On the steel bridge is one of three picks of the litter. It is a square top to a box, sturdy and decorative with an arabesque floral design which most likely held either stationery or fancy soaps. I pick it up. First pick of the litter is a bread bag closure, the squarish plastic ones that are so neat and ubiquitous as paper clips, kind of. The third item is wrapping from girl’s tights that I find in the parking lot.
When I went away to college I took with me a liquor box with a middle partition and in half of it I placed a collection of pictures and pamphlets I liked, to use as creative spurs. In a way it was a crutch, because I lacked some of the necessary confidence to imagine things on my own – or so I felt.
That half a box has grown to filling an attic, several closets, the space above the washer and dryer, all of my studio and desks and the garage, except when I clean it to make room for the car in winter.

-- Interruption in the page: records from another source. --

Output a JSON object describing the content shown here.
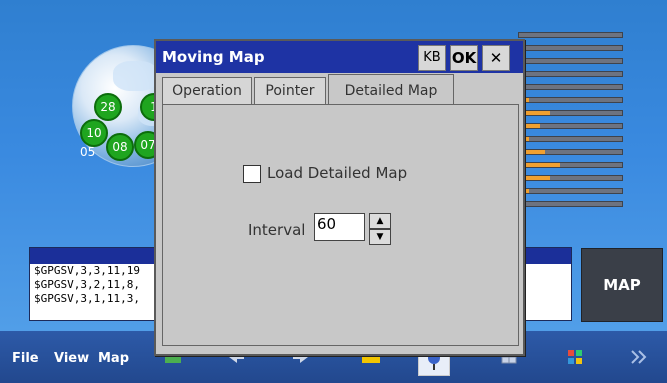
{
  "background": {
    "accent": "#2f7fd0"
  },
  "satellites": [
    {
      "id": "28"
    },
    {
      "id": "1"
    },
    {
      "id": "10"
    },
    {
      "id": "08"
    },
    {
      "id": "07"
    }
  ],
  "globe_label": "05",
  "signal_bars": [
    0,
    0,
    0,
    0,
    0,
    0.1,
    0.3,
    0.2,
    0.1,
    0.25,
    0.4,
    0.3,
    0.1,
    0.05
  ],
  "nmea": {
    "lines": [
      "$GPGSV,3,3,11,19",
      "$GPGSV,3,2,11,8,",
      "$GPGSV,3,1,11,3,"
    ]
  },
  "map_button": {
    "label": "MAP"
  },
  "taskbar": {
    "file": "File",
    "view": "View",
    "map": "Map"
  },
  "dialog": {
    "title": "Moving Map",
    "kb_label": "KB",
    "ok_label": "OK",
    "close_label": "✕",
    "tabs": [
      {
        "label": "Operation",
        "active": false
      },
      {
        "label": "Pointer",
        "active": false
      },
      {
        "label": "Detailed Map",
        "active": true
      }
    ],
    "load_detailed_map": {
      "label": "Load Detailed Map",
      "checked": false
    },
    "interval": {
      "label": "Interval",
      "value": "60"
    }
  }
}
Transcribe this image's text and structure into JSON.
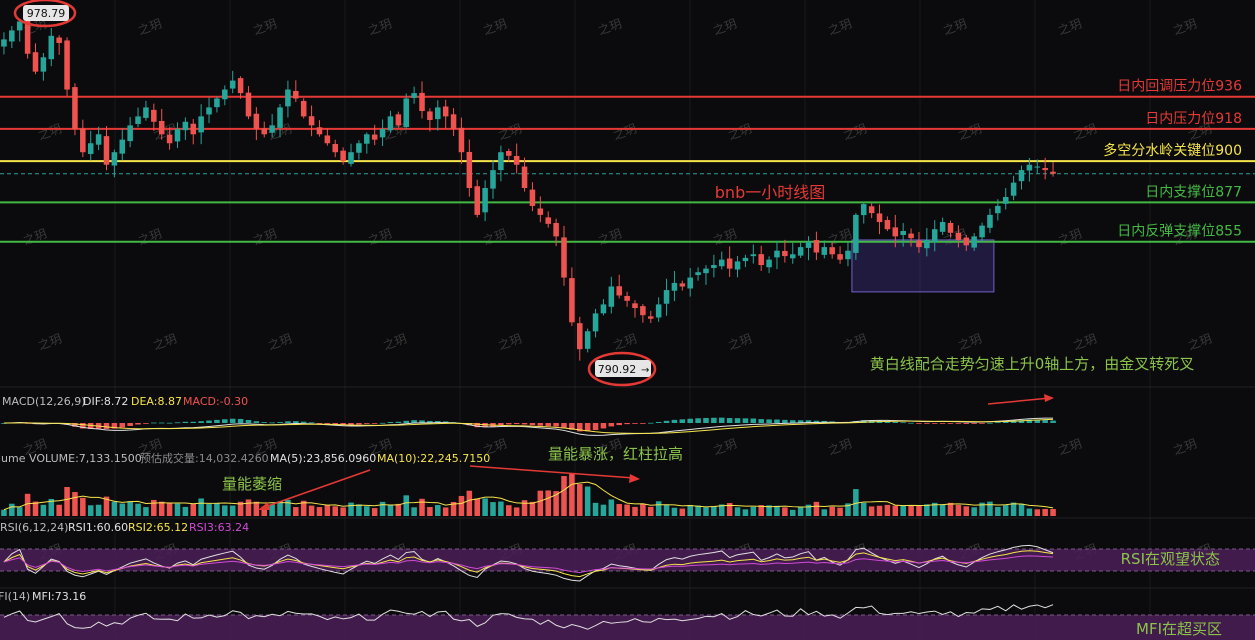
{
  "chart_data": {
    "type": "candlestick",
    "title": "bnb一小时线图",
    "watermark": "之玥",
    "extremes": {
      "high": "978.79",
      "low": "790.92",
      "low_arrow": "→"
    },
    "ylim": [
      775,
      990
    ],
    "horizontal_levels": [
      {
        "label": "日内回调压力位936",
        "value": 936,
        "color": "#e53935"
      },
      {
        "label": "日内压力位918",
        "value": 918,
        "color": "#e53935"
      },
      {
        "label": "多空分水岭关键位900",
        "value": 900,
        "color": "#f6e44b"
      },
      {
        "label": "日内支撑位877",
        "value": 877,
        "color": "#43b943"
      },
      {
        "label": "日内反弹支撑位855",
        "value": 855,
        "color": "#43b943"
      }
    ],
    "current_price_line": 893,
    "consolidation_box": {
      "from_index": 108,
      "to_index": 125,
      "low": 827,
      "high": 856
    },
    "price_path": [
      968,
      973,
      978,
      960,
      950,
      958,
      970,
      966,
      940,
      918,
      905,
      910,
      915,
      898,
      905,
      912,
      920,
      925,
      930,
      922,
      915,
      910,
      918,
      922,
      915,
      925,
      930,
      935,
      940,
      945,
      938,
      925,
      918,
      915,
      920,
      930,
      940,
      935,
      925,
      920,
      915,
      910,
      905,
      900,
      905,
      910,
      915,
      912,
      918,
      925,
      920,
      935,
      938,
      928,
      923,
      930,
      925,
      918,
      905,
      885,
      870,
      885,
      895,
      905,
      903,
      898,
      885,
      875,
      870,
      865,
      858,
      835,
      810,
      795,
      805,
      815,
      820,
      830,
      825,
      822,
      818,
      814,
      812,
      820,
      828,
      832,
      830,
      835,
      838,
      840,
      842,
      845,
      840,
      844,
      846,
      848,
      842,
      845,
      850,
      847,
      848,
      852,
      855,
      849,
      852,
      848,
      845,
      850,
      870,
      876,
      871,
      866,
      862,
      858,
      861,
      857,
      852,
      856,
      862,
      866,
      860,
      856,
      853,
      858,
      864,
      870,
      875,
      880,
      888,
      895,
      898,
      897,
      895,
      893
    ],
    "macd": {
      "params": "MACD(12,26,9)",
      "dif_label": "DIF:8.72",
      "dea_label": "DEA:8.87",
      "macd_label": "MACD:-0.30"
    },
    "volume": {
      "label_main": "lume  VOLUME:7,133.1500",
      "label_est": "预估成交量:14,032.4260",
      "label_ma5": "MA(5):23,856.0960",
      "label_ma10": "MA(10):22,245.7150"
    },
    "rsi": {
      "params": "RSI(6,12,24)",
      "rsi1_label": "RSI1:60.60",
      "rsi2_label": "RSI2:65.12",
      "rsi3_label": "RSI3:63.24",
      "note": "RSI在观望状态"
    },
    "mfi": {
      "params": "FI(14)",
      "mfi_label": "MFI:73.16",
      "note": "MFI在超买区"
    },
    "annotations": {
      "shrink": "量能萎缩",
      "surge": "量能暴涨，红柱拉高",
      "macd_note": "黄白线配合走势匀速上升0轴上方，由金叉转死叉"
    },
    "colors": {
      "up": "#26a69a",
      "down": "#ef5350",
      "red_text": "#e53935",
      "yellow": "#f6e44b",
      "green": "#43b943",
      "purple_band": "#4a1f57"
    }
  }
}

The name for this is my Archives. It is as valuable to me as the Bettman Archives. It may be as valuable to YOU.
When I moved in, a process which took me a month as I was overlapping in living places one May. I moved everything in the house myself, using my old Ford pickup truck. Everything except a trunk, the bed, and a dresser.
The old neighbors couldn’t believe how long it took me to clear my space. One of the new neighbors said to me:

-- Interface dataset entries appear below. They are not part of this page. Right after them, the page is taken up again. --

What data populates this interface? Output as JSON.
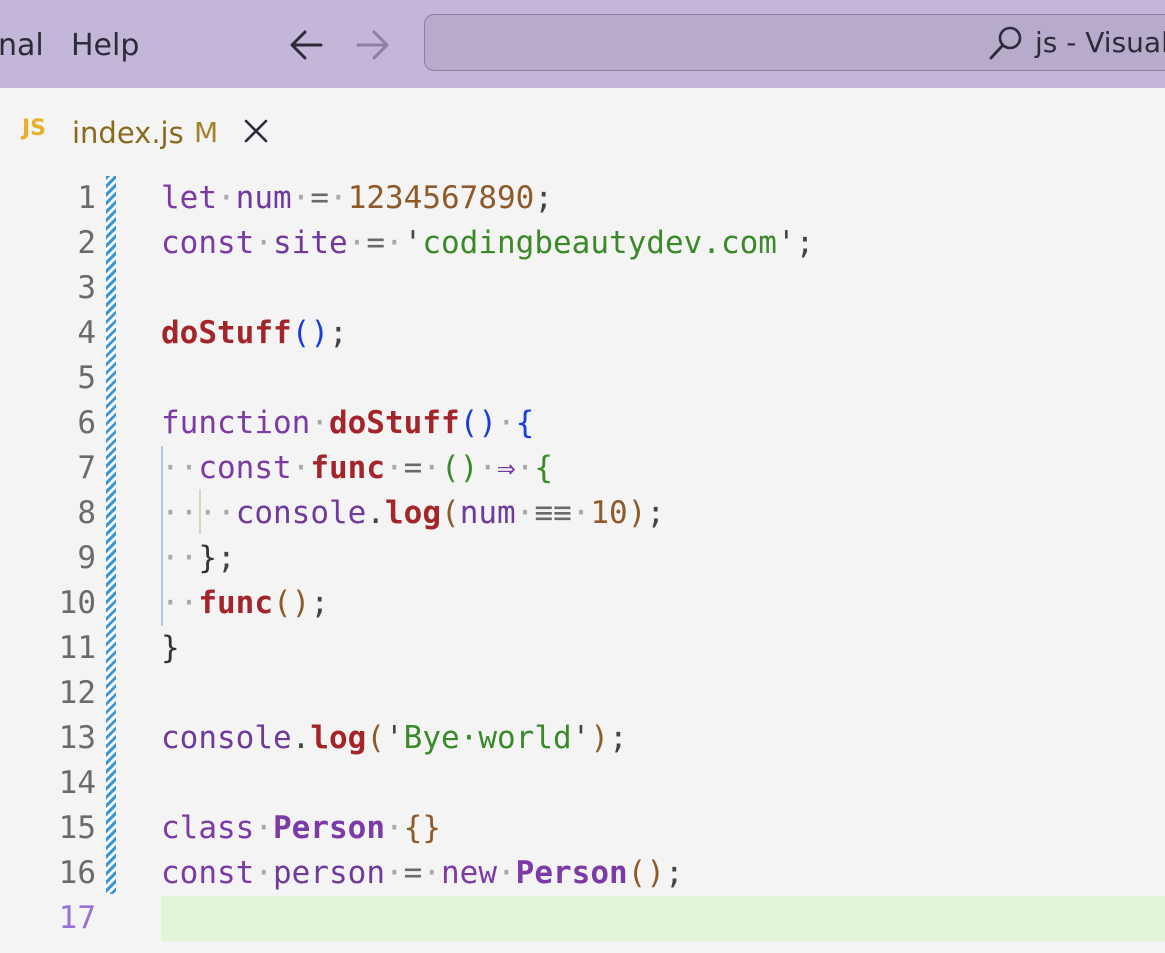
{
  "titlebar": {
    "menu": [
      "nal",
      "Help"
    ],
    "search_text": "js - Visual"
  },
  "tab": {
    "lang_badge": "JS",
    "filename": "index.js",
    "status": "M"
  },
  "editor": {
    "line_numbers": [
      "1",
      "2",
      "3",
      "4",
      "5",
      "6",
      "7",
      "8",
      "9",
      "10",
      "11",
      "12",
      "13",
      "14",
      "15",
      "16",
      "17"
    ],
    "active_line": "17",
    "lines": [
      {
        "raw": "let num = 1234567890;"
      },
      {
        "raw": "const site = 'codingbeautydev.com';"
      },
      {
        "raw": ""
      },
      {
        "raw": "doStuff();"
      },
      {
        "raw": ""
      },
      {
        "raw": "function doStuff() {"
      },
      {
        "raw": "  const func = () => {"
      },
      {
        "raw": "    console.log(num === 10);"
      },
      {
        "raw": "  };"
      },
      {
        "raw": "  func();"
      },
      {
        "raw": "}"
      },
      {
        "raw": ""
      },
      {
        "raw": "console.log('Bye world');"
      },
      {
        "raw": ""
      },
      {
        "raw": "class Person {}"
      },
      {
        "raw": "const person = new Person();"
      },
      {
        "raw": ""
      }
    ]
  },
  "colors": {
    "titlebar": "#c3b6d8",
    "editor_bg": "#f4f4f4",
    "current_line": "#e4f4d8",
    "keyword": "#7b3aa6",
    "function": "#a3252a",
    "string": "#3a8a2a",
    "number": "#8f5a2a",
    "bracket": "#1a3be0"
  }
}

“You have more than a person has a right to have.”
At first I took some offense to this – the search for things of interest has filled many lonely hours. It is a source of pleasure to collect a thing or two that is special to you. Artists are very often collectors and a review of artist and writer studios reveals most of them love to search and hunt for things to keep in bushels and pecks. The most notable exceptions are Magritte and Yeats, who kept austere, striking homes.

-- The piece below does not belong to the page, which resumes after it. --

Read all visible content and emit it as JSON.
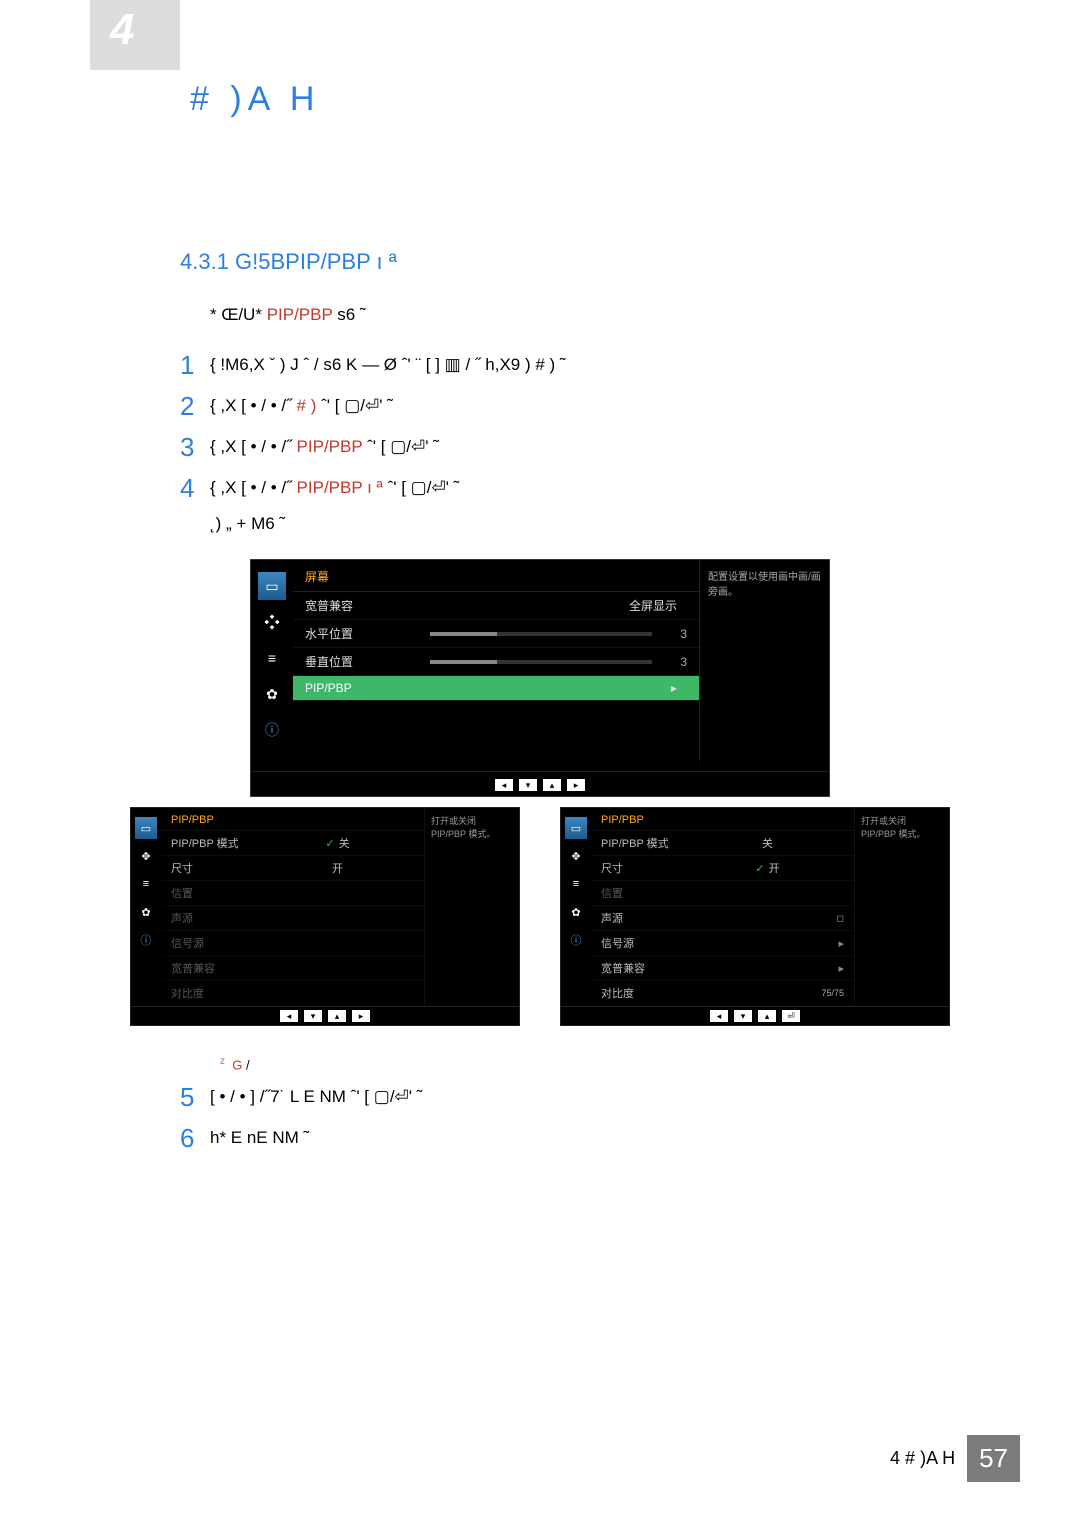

On my six-mile sunny walk, no herons until the steel bridge near Plum creek, when a big long bird flew from the creek, over a gaggle of geese in the creek and let out a squawk of protest. There is a second small and graceful heron in the water across from an outlet pipe near the intersection of Broadcasting and Tulpehocken roads.
Later this evening, after a rendezvous with Brumby and a doling out of carrots and affection, I stumbled upon the Union Canal Tunnel in Lebanon while looking for a tack shop that seems no longer to exist. The little park that goes with the historic tunnel is very attractive! Must go.
At Blouch’s Lukoil in Lebanon got Six dollars gas and when I purchased five candy canes for a dollar, they gave me a sixth free.